A common source of confusion is with tape stock. Since DVCPro tape can be used with DVCPro, DVCPro50 and DVCPro HD, the running times printed on the tape apply differently. Panasonic has three different color codings for tape stock to help with figuring out tape run times. Yellow is for DVCPro. If you have a yellow tape and it says 66/33, then you'll get 66 minutes with the DVCPro format and 33 minutes with the DVCPro50 format. You can also use this tape for DVCProHD, however, keep in mind DVCProHD uses 4x the amount of space as DVCPro thus you will only have 16.5 minutes of run time. A blue lid signifies DVCPro50 and the run time printed on the tape will be for DVCPro 50. This time you will get twice as much run time if you record DVCPro and half as much run time with DVCPro HD. The red lid identifies? the the run time printed on the tape as a DVCProHD run time and, of course, the math works in reverse when recording DVC Pro and DVC Pro 50.
HDV is a prosumer format which records highly compressed MPEG-2 on a mini DV tape. The interframe-compressed MPEG-2 streams at 19Mbits per second for 720p and 25 Mbps for 1080i. 384 Kbps MPEG-1 Layer 2 stereo audio is used for during encoding. The interframe encoding is good for storing high quality video at a lower bitrate but makes it more difficult to edit.
The method of compression uses a GOP, or group of pictures. This means a series of I-frames(intra-frames) and B and P(bi-directional predictive and predictive) frames encode as much as 12 to 15 video frames into 1 GOP. Since predictive frames cannot be decoded individually, the entire GOP must be decoded in order to edit those frames. Editing on GOP boundaries is possible without decoding, but limits editing accuracy. Complex transitions are prone to artifacting and fair better if the Mpeg-2 is decoded first, posing an additional inconvenience. Just to belabor the point, HDV footage also tends to cause editing systems to work harder as independent cells have to be continually rebuilt by the NLE when cuts are made.
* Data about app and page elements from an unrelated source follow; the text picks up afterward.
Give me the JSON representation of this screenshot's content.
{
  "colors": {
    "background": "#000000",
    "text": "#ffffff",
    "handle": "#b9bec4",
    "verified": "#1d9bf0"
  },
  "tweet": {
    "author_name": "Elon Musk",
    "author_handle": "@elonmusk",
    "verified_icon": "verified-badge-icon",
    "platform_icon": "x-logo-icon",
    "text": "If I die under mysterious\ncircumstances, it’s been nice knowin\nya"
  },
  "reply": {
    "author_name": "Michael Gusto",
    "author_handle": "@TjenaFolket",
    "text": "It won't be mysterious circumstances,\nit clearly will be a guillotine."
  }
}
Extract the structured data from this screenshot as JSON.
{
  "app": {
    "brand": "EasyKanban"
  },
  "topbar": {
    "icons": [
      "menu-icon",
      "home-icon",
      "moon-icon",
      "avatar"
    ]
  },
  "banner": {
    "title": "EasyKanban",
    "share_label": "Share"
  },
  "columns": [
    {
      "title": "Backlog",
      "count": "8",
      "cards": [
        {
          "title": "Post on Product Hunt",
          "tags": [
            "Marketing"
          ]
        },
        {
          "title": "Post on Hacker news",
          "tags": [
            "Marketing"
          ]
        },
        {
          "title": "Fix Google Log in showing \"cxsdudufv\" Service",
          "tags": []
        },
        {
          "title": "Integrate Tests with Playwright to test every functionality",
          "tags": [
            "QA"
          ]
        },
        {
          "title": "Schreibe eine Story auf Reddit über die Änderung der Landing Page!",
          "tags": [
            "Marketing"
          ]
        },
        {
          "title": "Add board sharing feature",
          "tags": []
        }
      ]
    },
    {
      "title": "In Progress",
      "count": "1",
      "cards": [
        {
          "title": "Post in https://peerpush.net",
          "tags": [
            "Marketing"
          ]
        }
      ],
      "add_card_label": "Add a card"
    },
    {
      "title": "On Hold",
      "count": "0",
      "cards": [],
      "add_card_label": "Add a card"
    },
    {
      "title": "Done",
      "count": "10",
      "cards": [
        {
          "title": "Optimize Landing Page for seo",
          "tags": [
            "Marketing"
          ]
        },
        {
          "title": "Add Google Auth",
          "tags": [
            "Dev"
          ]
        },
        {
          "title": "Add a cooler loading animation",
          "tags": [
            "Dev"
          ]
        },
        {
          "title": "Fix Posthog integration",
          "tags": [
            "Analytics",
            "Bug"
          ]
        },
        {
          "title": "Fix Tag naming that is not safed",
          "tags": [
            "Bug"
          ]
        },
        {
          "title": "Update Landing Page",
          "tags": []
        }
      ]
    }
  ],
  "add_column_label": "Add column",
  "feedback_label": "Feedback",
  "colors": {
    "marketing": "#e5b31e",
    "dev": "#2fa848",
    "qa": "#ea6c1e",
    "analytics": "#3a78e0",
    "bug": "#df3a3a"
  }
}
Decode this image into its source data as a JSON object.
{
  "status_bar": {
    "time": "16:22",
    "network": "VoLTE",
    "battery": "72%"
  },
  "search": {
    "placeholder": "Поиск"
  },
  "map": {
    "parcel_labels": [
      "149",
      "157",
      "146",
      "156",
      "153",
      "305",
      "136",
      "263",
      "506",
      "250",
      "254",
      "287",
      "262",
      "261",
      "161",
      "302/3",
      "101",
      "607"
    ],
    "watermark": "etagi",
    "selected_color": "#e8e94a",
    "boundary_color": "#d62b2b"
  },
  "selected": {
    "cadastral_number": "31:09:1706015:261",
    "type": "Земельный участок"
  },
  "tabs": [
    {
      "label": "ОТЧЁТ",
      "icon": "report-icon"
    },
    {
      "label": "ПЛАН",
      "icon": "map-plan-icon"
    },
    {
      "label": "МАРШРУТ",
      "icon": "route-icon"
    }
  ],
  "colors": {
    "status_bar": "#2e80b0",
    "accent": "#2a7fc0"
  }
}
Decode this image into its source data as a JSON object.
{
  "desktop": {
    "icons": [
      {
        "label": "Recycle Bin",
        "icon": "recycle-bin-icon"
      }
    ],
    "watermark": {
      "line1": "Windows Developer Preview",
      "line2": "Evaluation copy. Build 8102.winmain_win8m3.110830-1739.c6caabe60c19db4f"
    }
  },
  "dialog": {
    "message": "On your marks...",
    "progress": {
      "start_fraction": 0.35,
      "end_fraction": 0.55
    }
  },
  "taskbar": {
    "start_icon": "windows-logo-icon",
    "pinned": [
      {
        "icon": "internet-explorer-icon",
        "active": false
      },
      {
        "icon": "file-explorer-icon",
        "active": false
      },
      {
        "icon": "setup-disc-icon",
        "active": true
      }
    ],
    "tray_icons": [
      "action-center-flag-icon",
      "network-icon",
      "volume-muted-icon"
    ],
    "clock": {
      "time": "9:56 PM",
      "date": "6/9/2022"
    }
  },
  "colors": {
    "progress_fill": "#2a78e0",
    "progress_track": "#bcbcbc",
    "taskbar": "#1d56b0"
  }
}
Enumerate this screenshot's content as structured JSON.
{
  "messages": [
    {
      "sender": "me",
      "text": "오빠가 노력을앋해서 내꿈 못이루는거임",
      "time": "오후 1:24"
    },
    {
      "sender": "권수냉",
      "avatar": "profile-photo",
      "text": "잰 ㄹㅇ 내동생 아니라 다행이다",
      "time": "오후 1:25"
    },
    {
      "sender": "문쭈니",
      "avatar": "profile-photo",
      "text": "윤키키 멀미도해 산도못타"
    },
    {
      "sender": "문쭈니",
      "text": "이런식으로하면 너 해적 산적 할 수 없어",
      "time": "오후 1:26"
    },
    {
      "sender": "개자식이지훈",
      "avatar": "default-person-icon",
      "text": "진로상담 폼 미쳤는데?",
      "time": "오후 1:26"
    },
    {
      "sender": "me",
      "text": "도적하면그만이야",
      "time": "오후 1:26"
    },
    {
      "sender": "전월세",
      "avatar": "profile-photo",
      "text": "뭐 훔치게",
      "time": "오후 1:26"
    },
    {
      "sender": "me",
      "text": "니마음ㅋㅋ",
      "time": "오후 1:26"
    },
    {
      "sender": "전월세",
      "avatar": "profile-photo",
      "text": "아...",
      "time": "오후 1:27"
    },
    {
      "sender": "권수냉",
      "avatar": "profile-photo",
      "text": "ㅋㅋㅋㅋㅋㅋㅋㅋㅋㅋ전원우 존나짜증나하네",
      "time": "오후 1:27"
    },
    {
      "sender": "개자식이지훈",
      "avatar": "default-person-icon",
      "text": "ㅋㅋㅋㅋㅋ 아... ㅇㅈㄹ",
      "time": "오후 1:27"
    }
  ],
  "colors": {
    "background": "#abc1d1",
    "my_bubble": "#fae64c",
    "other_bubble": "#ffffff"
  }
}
The interframe compression method also increases the impact of dropouts or errors in the bit stream. This is because of the error or dropout will effect all frames in the GOP. Unfortunately, this is just an accepted drawback of the format.
All this said, programs such as Final Cut 5 have developed their software to edit HDV with only a few hang-ups. Apple's Intermediate Codec, though requiring much more drive space, transcodes the HDV format to an intermediate format. It helps maintain quality and system efficiency while editing in Final Cut.
Understanding HDV's response to light and motion is important to producing good results with minimal artifacts. Recent films and TV shows have established work-flows when handling and shooting HDV to minimize incident. It should be noted, however, that many broadcasters only accept HDV in a limited capacity and likely only with prior consent.